## TRY IT
Each entry should be set down again verbatim, with the images omitted.

## TASK INPUT

# # # # #

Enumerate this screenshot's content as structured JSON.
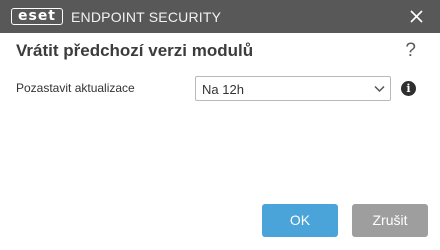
{
  "titlebar": {
    "logo_text": "eset",
    "product_name": "ENDPOINT SECURITY",
    "close_icon": "close-icon"
  },
  "dialog": {
    "title": "Vrátit předchozí verzi modulů",
    "help_icon": "?",
    "pause_label": "Pozastavit aktualizace",
    "pause_value": "Na 12h",
    "info_icon": "i"
  },
  "buttons": {
    "ok": "OK",
    "cancel": "Zrušit"
  },
  "colors": {
    "titlebar": "#585858",
    "primary": "#4aa3d9",
    "secondary": "#9e9e9e"
  }
}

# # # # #

## OUTPUT FOR THIS TASK
Enumerate this screenshot's content as structured JSON.
{
  "titlebar": {
    "logo_text": "eset",
    "product_name": "ENDPOINT SECURITY",
    "close_icon": "close-icon"
  },
  "dialog": {
    "title": "Vrátit předchozí verzi modulů",
    "help_icon": "?",
    "pause_label": "Pozastavit aktualizace",
    "pause_value": "Na 12h",
    "info_icon": "i"
  },
  "buttons": {
    "ok": "OK",
    "cancel": "Zrušit"
  },
  "colors": {
    "titlebar": "#585858",
    "primary": "#4aa3d9",
    "secondary": "#9e9e9e"
  }
}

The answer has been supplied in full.